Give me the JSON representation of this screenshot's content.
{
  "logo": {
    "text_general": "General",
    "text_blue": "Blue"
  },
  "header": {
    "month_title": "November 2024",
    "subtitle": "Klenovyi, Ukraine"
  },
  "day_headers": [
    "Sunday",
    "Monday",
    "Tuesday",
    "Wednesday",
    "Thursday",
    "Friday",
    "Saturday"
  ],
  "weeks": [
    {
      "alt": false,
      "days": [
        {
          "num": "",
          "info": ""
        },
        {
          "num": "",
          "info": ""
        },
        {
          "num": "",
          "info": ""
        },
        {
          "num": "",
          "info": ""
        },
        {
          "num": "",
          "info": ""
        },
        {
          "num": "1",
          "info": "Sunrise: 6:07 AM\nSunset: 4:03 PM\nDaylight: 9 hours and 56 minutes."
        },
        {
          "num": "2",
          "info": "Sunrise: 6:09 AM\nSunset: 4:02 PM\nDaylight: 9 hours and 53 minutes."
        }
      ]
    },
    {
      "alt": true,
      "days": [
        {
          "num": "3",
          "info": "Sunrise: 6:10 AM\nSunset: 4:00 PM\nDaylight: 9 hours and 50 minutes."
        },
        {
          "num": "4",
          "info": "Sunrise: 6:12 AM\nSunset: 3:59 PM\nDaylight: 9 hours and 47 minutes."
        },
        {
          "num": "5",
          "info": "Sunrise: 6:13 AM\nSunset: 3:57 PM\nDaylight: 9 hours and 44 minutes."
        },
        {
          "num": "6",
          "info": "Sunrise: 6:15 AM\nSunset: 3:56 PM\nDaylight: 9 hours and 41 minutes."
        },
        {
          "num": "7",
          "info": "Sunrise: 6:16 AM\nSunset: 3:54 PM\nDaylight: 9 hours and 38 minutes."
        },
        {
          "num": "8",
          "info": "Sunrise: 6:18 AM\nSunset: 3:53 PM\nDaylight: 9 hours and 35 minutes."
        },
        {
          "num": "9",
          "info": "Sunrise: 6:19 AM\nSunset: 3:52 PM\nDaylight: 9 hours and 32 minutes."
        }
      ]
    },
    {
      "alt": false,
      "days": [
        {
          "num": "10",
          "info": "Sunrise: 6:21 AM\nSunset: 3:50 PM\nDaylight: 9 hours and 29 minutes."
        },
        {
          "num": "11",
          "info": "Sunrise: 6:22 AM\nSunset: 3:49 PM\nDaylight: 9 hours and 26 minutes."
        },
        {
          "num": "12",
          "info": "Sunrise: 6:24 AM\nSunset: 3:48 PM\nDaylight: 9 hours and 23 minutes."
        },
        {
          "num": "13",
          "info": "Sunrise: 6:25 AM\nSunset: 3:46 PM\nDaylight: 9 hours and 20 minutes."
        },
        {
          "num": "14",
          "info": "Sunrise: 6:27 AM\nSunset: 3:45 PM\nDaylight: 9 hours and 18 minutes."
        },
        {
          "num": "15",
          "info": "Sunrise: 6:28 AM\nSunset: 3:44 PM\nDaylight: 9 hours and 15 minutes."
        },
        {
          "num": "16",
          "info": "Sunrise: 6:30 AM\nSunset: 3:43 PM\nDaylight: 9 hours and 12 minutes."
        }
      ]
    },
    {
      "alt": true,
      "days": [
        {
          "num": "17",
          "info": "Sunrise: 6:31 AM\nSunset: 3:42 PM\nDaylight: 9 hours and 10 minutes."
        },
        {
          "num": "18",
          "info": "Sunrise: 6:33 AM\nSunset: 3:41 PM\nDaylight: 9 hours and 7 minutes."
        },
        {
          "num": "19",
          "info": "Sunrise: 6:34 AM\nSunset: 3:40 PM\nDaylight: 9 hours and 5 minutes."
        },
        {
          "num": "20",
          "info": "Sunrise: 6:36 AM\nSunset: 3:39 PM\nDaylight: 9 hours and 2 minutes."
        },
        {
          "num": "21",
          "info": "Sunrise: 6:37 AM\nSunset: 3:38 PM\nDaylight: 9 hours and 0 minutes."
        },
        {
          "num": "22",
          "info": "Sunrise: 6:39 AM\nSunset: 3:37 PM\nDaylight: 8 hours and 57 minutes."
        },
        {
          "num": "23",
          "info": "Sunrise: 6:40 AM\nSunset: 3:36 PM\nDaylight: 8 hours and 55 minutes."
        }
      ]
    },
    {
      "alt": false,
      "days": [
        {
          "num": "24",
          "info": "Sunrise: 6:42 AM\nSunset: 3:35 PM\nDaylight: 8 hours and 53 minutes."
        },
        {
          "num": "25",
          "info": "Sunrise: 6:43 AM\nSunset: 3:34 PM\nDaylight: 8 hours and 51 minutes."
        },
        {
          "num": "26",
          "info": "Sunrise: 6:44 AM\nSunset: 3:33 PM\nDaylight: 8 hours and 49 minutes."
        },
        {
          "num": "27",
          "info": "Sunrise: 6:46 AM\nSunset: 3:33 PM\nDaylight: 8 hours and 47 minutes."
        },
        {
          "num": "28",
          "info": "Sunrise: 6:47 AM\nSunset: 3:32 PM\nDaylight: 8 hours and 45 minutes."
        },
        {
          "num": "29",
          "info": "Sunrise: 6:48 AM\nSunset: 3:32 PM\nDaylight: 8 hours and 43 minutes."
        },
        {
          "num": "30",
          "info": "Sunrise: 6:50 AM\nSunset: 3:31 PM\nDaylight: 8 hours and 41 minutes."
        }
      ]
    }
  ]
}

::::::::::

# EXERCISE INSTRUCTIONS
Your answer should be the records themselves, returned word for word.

# RESPONSE AREA
Give me the JSON representation of this screenshot's content.
{
  "logo": {
    "text_general": "General",
    "text_blue": "Blue"
  },
  "header": {
    "month_title": "November 2024",
    "subtitle": "Klenovyi, Ukraine"
  },
  "day_headers": [
    "Sunday",
    "Monday",
    "Tuesday",
    "Wednesday",
    "Thursday",
    "Friday",
    "Saturday"
  ],
  "weeks": [
    {
      "alt": false,
      "days": [
        {
          "num": "",
          "info": ""
        },
        {
          "num": "",
          "info": ""
        },
        {
          "num": "",
          "info": ""
        },
        {
          "num": "",
          "info": ""
        },
        {
          "num": "",
          "info": ""
        },
        {
          "num": "1",
          "info": "Sunrise: 6:07 AM\nSunset: 4:03 PM\nDaylight: 9 hours and 56 minutes."
        },
        {
          "num": "2",
          "info": "Sunrise: 6:09 AM\nSunset: 4:02 PM\nDaylight: 9 hours and 53 minutes."
        }
      ]
    },
    {
      "alt": true,
      "days": [
        {
          "num": "3",
          "info": "Sunrise: 6:10 AM\nSunset: 4:00 PM\nDaylight: 9 hours and 50 minutes."
        },
        {
          "num": "4",
          "info": "Sunrise: 6:12 AM\nSunset: 3:59 PM\nDaylight: 9 hours and 47 minutes."
        },
        {
          "num": "5",
          "info": "Sunrise: 6:13 AM\nSunset: 3:57 PM\nDaylight: 9 hours and 44 minutes."
        },
        {
          "num": "6",
          "info": "Sunrise: 6:15 AM\nSunset: 3:56 PM\nDaylight: 9 hours and 41 minutes."
        },
        {
          "num": "7",
          "info": "Sunrise: 6:16 AM\nSunset: 3:54 PM\nDaylight: 9 hours and 38 minutes."
        },
        {
          "num": "8",
          "info": "Sunrise: 6:18 AM\nSunset: 3:53 PM\nDaylight: 9 hours and 35 minutes."
        },
        {
          "num": "9",
          "info": "Sunrise: 6:19 AM\nSunset: 3:52 PM\nDaylight: 9 hours and 32 minutes."
        }
      ]
    },
    {
      "alt": false,
      "days": [
        {
          "num": "10",
          "info": "Sunrise: 6:21 AM\nSunset: 3:50 PM\nDaylight: 9 hours and 29 minutes."
        },
        {
          "num": "11",
          "info": "Sunrise: 6:22 AM\nSunset: 3:49 PM\nDaylight: 9 hours and 26 minutes."
        },
        {
          "num": "12",
          "info": "Sunrise: 6:24 AM\nSunset: 3:48 PM\nDaylight: 9 hours and 23 minutes."
        },
        {
          "num": "13",
          "info": "Sunrise: 6:25 AM\nSunset: 3:46 PM\nDaylight: 9 hours and 20 minutes."
        },
        {
          "num": "14",
          "info": "Sunrise: 6:27 AM\nSunset: 3:45 PM\nDaylight: 9 hours and 18 minutes."
        },
        {
          "num": "15",
          "info": "Sunrise: 6:28 AM\nSunset: 3:44 PM\nDaylight: 9 hours and 15 minutes."
        },
        {
          "num": "16",
          "info": "Sunrise: 6:30 AM\nSunset: 3:43 PM\nDaylight: 9 hours and 12 minutes."
        }
      ]
    },
    {
      "alt": true,
      "days": [
        {
          "num": "17",
          "info": "Sunrise: 6:31 AM\nSunset: 3:42 PM\nDaylight: 9 hours and 10 minutes."
        },
        {
          "num": "18",
          "info": "Sunrise: 6:33 AM\nSunset: 3:41 PM\nDaylight: 9 hours and 7 minutes."
        },
        {
          "num": "19",
          "info": "Sunrise: 6:34 AM\nSunset: 3:40 PM\nDaylight: 9 hours and 5 minutes."
        },
        {
          "num": "20",
          "info": "Sunrise: 6:36 AM\nSunset: 3:39 PM\nDaylight: 9 hours and 2 minutes."
        },
        {
          "num": "21",
          "info": "Sunrise: 6:37 AM\nSunset: 3:38 PM\nDaylight: 9 hours and 0 minutes."
        },
        {
          "num": "22",
          "info": "Sunrise: 6:39 AM\nSunset: 3:37 PM\nDaylight: 8 hours and 57 minutes."
        },
        {
          "num": "23",
          "info": "Sunrise: 6:40 AM\nSunset: 3:36 PM\nDaylight: 8 hours and 55 minutes."
        }
      ]
    },
    {
      "alt": false,
      "days": [
        {
          "num": "24",
          "info": "Sunrise: 6:42 AM\nSunset: 3:35 PM\nDaylight: 8 hours and 53 minutes."
        },
        {
          "num": "25",
          "info": "Sunrise: 6:43 AM\nSunset: 3:34 PM\nDaylight: 8 hours and 51 minutes."
        },
        {
          "num": "26",
          "info": "Sunrise: 6:44 AM\nSunset: 3:33 PM\nDaylight: 8 hours and 49 minutes."
        },
        {
          "num": "27",
          "info": "Sunrise: 6:46 AM\nSunset: 3:33 PM\nDaylight: 8 hours and 47 minutes."
        },
        {
          "num": "28",
          "info": "Sunrise: 6:47 AM\nSunset: 3:32 PM\nDaylight: 8 hours and 45 minutes."
        },
        {
          "num": "29",
          "info": "Sunrise: 6:48 AM\nSunset: 3:32 PM\nDaylight: 8 hours and 43 minutes."
        },
        {
          "num": "30",
          "info": "Sunrise: 6:50 AM\nSunset: 3:31 PM\nDaylight: 8 hours and 41 minutes."
        }
      ]
    }
  ]
}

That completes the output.